Last week, the Minnesota Public Utilities Commission (MNPUC) voted 5-0 to proceed with an inquiry into Frontier’s investment plans in Minnesota, including the meaning of the company’s proposed “virtual separation” and its impact on service quality. During Frontier’s bankruptcy approval process, CWA urged the MNPUC to focus on how the company has decided to apportion its network and workforce investments across its geographic footprint as part of its “virtual separation” exercise, and what impact this will have on Minnesota customers. CWA believed that ensuring full transparency into the company’s network and workforce investment plans in Minnesota is crucial to ensuring that Frontier devotes the resources and maintains the workforce levels necessary to ensure quality service over the long-term.
“Everyday I see the impact of Frontier’s lack of investment in Minnesota among my members. In 2019, I had 100 Frontier members in my Local. That number has been cut by a third to 66 just in the last two years,” said CWA Local 7970 President Mark Doffing at the MNPUC public hearing. “This is despite the ongoing pandemic and the increasing reliance of our customers on the services Frontier provides. Areas that used to be covered by six to eight technicians are now being handled by two. The workload this has placed on my membership is overwhelming and unsustainable.”

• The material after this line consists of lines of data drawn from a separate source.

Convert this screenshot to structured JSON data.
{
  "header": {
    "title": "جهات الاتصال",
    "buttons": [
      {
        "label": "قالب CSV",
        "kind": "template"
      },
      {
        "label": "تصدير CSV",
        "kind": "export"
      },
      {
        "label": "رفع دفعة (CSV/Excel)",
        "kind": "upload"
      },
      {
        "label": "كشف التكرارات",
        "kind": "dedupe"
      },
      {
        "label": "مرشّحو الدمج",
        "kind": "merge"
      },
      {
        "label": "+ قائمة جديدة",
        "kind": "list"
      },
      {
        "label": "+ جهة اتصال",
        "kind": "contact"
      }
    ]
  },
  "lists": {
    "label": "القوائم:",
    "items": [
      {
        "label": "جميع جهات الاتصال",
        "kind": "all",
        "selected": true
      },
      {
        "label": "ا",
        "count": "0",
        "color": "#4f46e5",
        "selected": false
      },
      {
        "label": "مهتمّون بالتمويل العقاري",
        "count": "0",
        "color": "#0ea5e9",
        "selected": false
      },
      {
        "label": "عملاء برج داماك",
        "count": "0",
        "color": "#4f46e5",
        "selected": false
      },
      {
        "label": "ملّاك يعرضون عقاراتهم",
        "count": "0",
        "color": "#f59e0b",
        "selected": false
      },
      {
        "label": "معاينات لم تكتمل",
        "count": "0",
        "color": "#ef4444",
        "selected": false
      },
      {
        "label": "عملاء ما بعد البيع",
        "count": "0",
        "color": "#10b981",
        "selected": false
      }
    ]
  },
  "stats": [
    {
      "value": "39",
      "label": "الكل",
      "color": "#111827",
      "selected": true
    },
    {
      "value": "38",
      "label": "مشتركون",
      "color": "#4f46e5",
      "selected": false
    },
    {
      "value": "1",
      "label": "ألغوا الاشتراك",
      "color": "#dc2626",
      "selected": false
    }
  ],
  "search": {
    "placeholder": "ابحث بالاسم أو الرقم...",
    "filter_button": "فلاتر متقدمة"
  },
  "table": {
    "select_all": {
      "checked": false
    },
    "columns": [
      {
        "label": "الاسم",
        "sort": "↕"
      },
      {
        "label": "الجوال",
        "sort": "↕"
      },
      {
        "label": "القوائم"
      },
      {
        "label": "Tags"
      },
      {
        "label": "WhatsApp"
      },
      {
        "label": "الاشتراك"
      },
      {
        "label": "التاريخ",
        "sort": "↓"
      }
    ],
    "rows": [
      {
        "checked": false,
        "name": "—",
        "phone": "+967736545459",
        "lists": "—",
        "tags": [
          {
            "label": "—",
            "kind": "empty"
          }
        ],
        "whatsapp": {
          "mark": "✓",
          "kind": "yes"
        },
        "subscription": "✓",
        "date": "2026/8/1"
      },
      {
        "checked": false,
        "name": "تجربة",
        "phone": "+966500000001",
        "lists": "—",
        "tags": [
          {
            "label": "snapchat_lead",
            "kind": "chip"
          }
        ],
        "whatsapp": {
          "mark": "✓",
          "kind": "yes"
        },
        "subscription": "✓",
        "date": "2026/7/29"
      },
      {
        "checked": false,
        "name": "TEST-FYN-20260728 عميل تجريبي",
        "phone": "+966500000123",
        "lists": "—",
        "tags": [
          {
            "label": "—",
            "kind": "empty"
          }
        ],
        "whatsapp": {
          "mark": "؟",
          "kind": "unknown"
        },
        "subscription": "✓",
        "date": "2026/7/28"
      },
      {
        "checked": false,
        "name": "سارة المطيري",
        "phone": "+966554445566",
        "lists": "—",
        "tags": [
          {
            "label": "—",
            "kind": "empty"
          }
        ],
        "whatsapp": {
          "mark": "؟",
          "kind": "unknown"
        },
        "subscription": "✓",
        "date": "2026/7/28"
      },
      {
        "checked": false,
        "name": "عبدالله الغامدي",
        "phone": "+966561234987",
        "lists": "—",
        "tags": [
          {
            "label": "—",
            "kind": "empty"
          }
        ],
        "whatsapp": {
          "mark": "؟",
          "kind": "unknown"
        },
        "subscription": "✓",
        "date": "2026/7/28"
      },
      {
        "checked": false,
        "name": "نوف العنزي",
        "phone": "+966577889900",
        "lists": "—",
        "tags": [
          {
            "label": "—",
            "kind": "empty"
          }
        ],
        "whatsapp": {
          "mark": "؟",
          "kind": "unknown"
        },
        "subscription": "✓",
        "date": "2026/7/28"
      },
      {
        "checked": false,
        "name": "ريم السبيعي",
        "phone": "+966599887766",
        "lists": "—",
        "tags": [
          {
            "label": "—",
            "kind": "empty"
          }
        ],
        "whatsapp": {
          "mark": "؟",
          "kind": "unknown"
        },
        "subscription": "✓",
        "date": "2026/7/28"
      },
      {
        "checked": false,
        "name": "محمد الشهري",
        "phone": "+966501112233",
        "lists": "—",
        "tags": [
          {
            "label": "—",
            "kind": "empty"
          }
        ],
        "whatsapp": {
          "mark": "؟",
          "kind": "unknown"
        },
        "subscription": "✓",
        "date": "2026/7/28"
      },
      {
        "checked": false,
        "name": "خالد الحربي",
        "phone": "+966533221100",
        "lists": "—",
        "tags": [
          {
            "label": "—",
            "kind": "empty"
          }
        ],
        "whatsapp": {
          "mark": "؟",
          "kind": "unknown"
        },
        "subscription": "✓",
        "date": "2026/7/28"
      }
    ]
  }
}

Frontier committed to the Virtual Separation analysis as part of an agreement with a group of hedge funds and private investors who became its largest shareholders following Frontier’s emergence from bankruptcy. Since that agreement was disclosed as part of the bankruptcy process, Frontier has sought to re-define the term and ignore its original meaning by claiming that Virtual Separation is only an “accounting exercise.” In its investor update on December 15th, 2020, Frontier announced a new “Modernization Program” which outlined fiber investment focused overwhelmingly on a specific list of states, fulfilling the goals of the “Virtual Separation” program under a new name. Minnesota was notably absent from that list of states. Frontier has since announced a new strategic initiative for expanded fiber deployment but has yet to identify the states that will be targeted to receive this investment.